In an event we’ve had a fun time following this summer at RTC, the USA Under-19 squad took the gold medal at the Under-19 World Championships in Auckland, New Zealand over the weekend, going a perfect 9-0 for the tournament. Tyshawn Taylor (Kansas) led the Americans with 18p/2r/6a/5s in the finals against the U19s from Greece, with UTEP’s Arnett Moultrie adding 10p/9r/2a. The USA placed two players on the All-Tournament Team (which, in New Zealand, is apparently called the “All-Star Five”), namely Taylor, and Butler’s Gordon Hayward. The title is the Americans’ first in this competition since 1991. Incidentally, if you’d like another name to watch out for (we had previously told you about Rutgers’ Mike Rosario who played for the Puerto Rico U19s and the 54 he plopped on last-place France), don’t forget Croatia’s Mario Delas. He was named the tournament’s MVP and is currently set to go 18th on nbadraft.net’s 2011 mock draft.
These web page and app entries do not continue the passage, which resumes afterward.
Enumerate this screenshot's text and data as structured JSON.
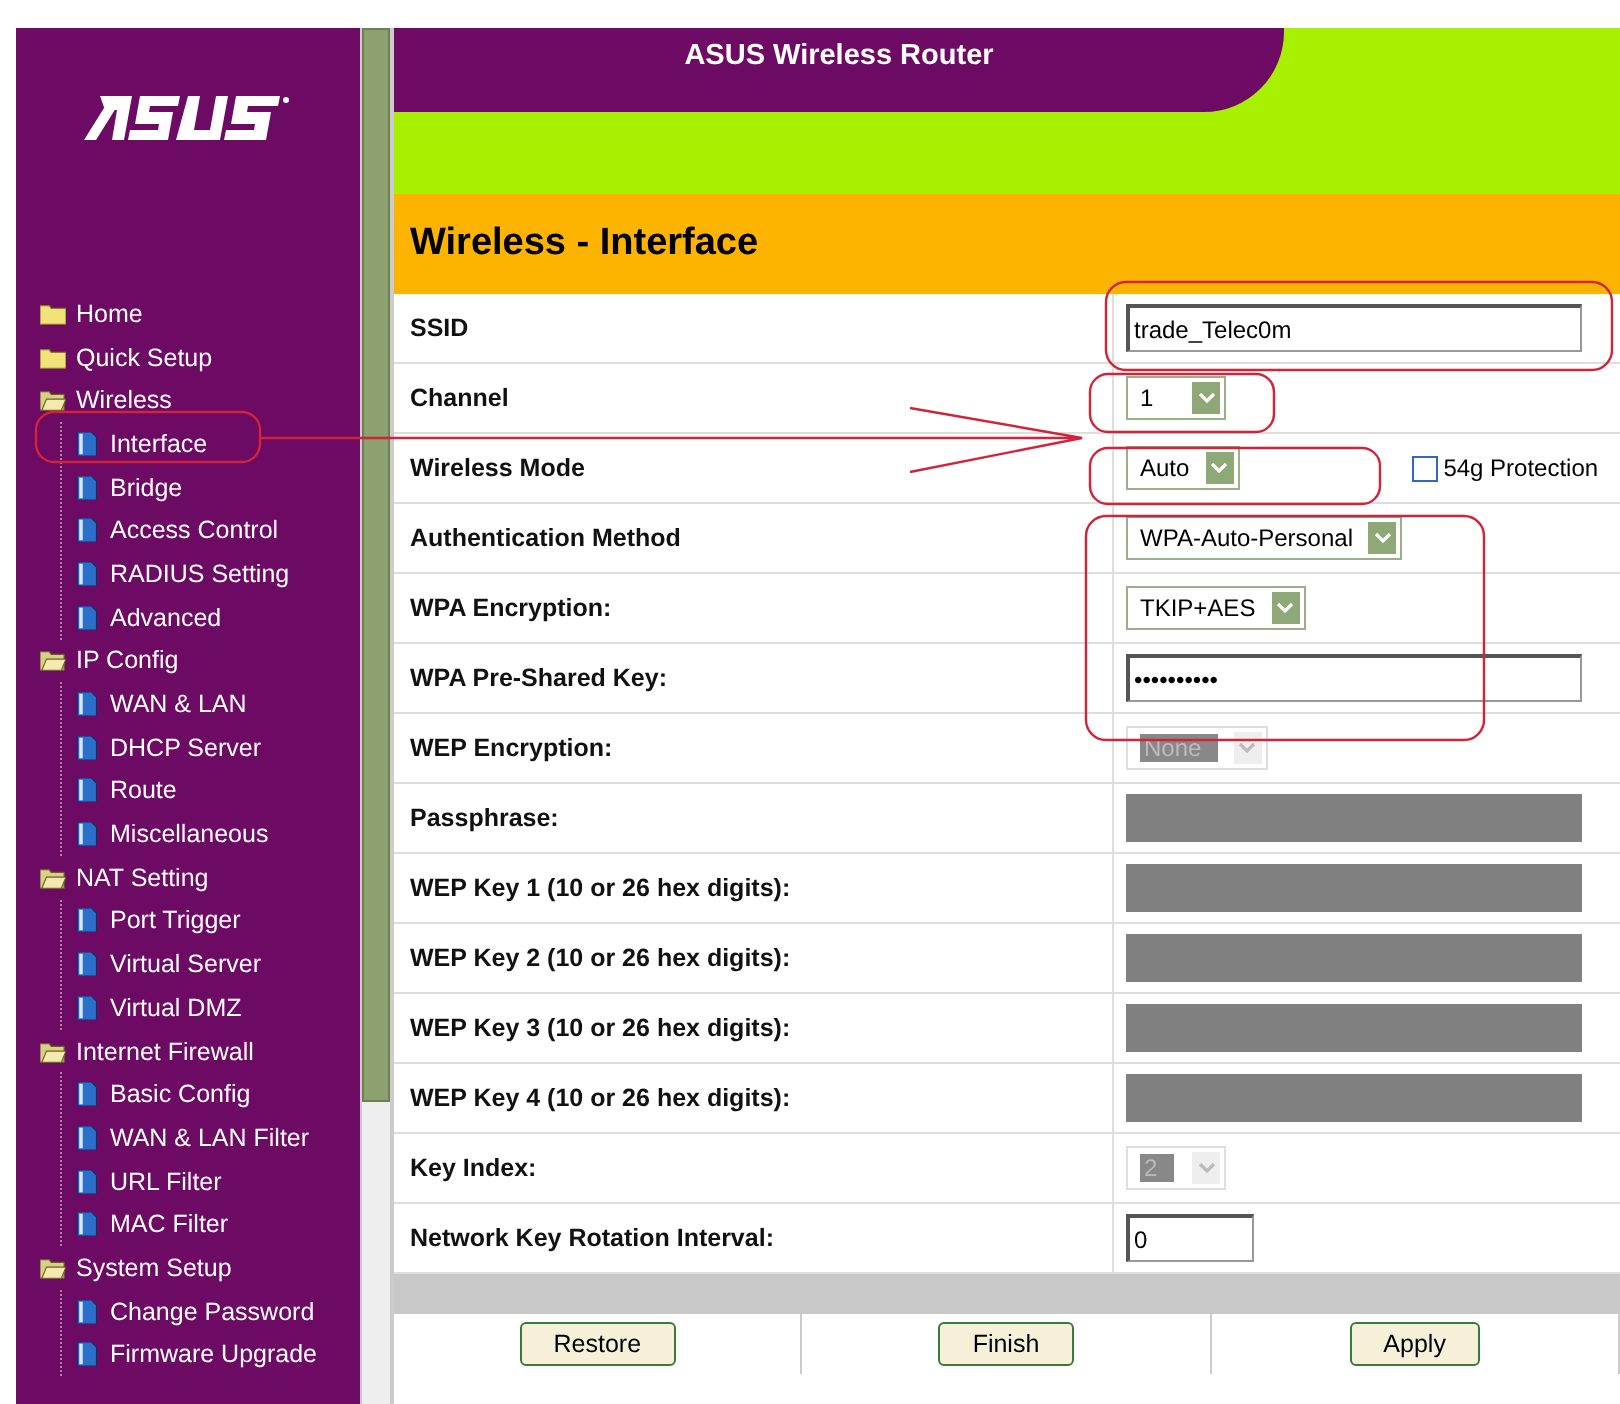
{
  "header": {
    "title": "ASUS Wireless Router"
  },
  "sidebar": {
    "items": [
      {
        "label": "Home"
      },
      {
        "label": "Quick Setup"
      },
      {
        "label": "Wireless",
        "children": [
          {
            "label": "Interface"
          },
          {
            "label": "Bridge"
          },
          {
            "label": "Access Control"
          },
          {
            "label": "RADIUS Setting"
          },
          {
            "label": "Advanced"
          }
        ]
      },
      {
        "label": "IP Config",
        "children": [
          {
            "label": "WAN & LAN"
          },
          {
            "label": "DHCP Server"
          },
          {
            "label": "Route"
          },
          {
            "label": "Miscellaneous"
          }
        ]
      },
      {
        "label": "NAT Setting",
        "children": [
          {
            "label": "Port Trigger"
          },
          {
            "label": "Virtual Server"
          },
          {
            "label": "Virtual DMZ"
          }
        ]
      },
      {
        "label": "Internet Firewall",
        "children": [
          {
            "label": "Basic Config"
          },
          {
            "label": "WAN & LAN Filter"
          },
          {
            "label": "URL Filter"
          },
          {
            "label": "MAC Filter"
          }
        ]
      },
      {
        "label": "System Setup",
        "children": [
          {
            "label": "Change Password"
          },
          {
            "label": "Firmware Upgrade"
          }
        ]
      }
    ]
  },
  "page_title": "Wireless - Interface",
  "rows": [
    {
      "label": "SSID",
      "kind": "text",
      "value": "trade_Telec0m",
      "disabled": false
    },
    {
      "label": "Channel",
      "kind": "select",
      "value": "1",
      "disabled": false
    },
    {
      "label": "Wireless Mode",
      "kind": "select",
      "value": "Auto",
      "disabled": false,
      "checkbox": {
        "label": "54g Protection",
        "checked": false
      }
    },
    {
      "label": "Authentication Method",
      "kind": "select",
      "value": "WPA-Auto-Personal",
      "disabled": false
    },
    {
      "label": "WPA Encryption:",
      "kind": "select",
      "value": "TKIP+AES",
      "disabled": false
    },
    {
      "label": "WPA Pre-Shared Key:",
      "kind": "text",
      "value": "••••••••••",
      "disabled": false
    },
    {
      "label": "WEP Encryption:",
      "kind": "select",
      "value": "None",
      "disabled": true
    },
    {
      "label": "Passphrase:",
      "kind": "text",
      "disabled": true
    },
    {
      "label": "WEP Key 1 (10 or 26 hex digits):",
      "kind": "text",
      "disabled": true
    },
    {
      "label": "WEP Key 2 (10 or 26 hex digits):",
      "kind": "text",
      "disabled": true
    },
    {
      "label": "WEP Key 3 (10 or 26 hex digits):",
      "kind": "text",
      "disabled": true
    },
    {
      "label": "WEP Key 4 (10 or 26 hex digits):",
      "kind": "text",
      "disabled": true
    },
    {
      "label": "Key Index:",
      "kind": "select",
      "value": "2",
      "disabled": true
    },
    {
      "label": "Network Key Rotation Interval:",
      "kind": "number",
      "value": "0",
      "disabled": false
    }
  ],
  "buttons": [
    "Restore",
    "Finish",
    "Apply"
  ]
}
The final against Greece was indicative of the entire tournament for the US squad in that it was a true team effort. In the final, all but one player on the team played at least 11 minutes and there were seven players who contributed at least seven points. Jamie Dixon (Pitt), Matt Painter (Purdue) and Chris Lowery (Southern Illinois) crafted a US team with players suited for those crazy, confounded international rules, not to mention one that produced an extremely balanced attack, and they brought home the hardware.
Of course, the big question is what each individual player will take from this experience — besides a sweet gold medal which looks a little like a NYC subway MetroCard tied to a lanyard, and what I’m sure are some lovely photos of the NZ countryside — and how he’ll apply it to the rest of his college career. Travel of this nature can only help to broaden a young man’s mind; and we all know that everyone wants to beat the tar out of the United States whenever they get the chance and that everyone guns for us. That’s a sentiment some guys on this team (like Taylor from Kansas, Darius Miller from Kentucky, eventually Seth Curry from Duke) might be used to, and while that environment provides invaluable experience for everyone involved, it’s especially good for players from smaller programs. Doesn’t look like Moultrie or Hayward had a problem with it, eh? It’ll also be interesting to see if Southern Illinois makes a jump forward this year with Lowery having spent quality time around two of the best in the business in Dixon and Painter. In any event, great work all around, gentlemen! Enjoy showin’ off the new bling.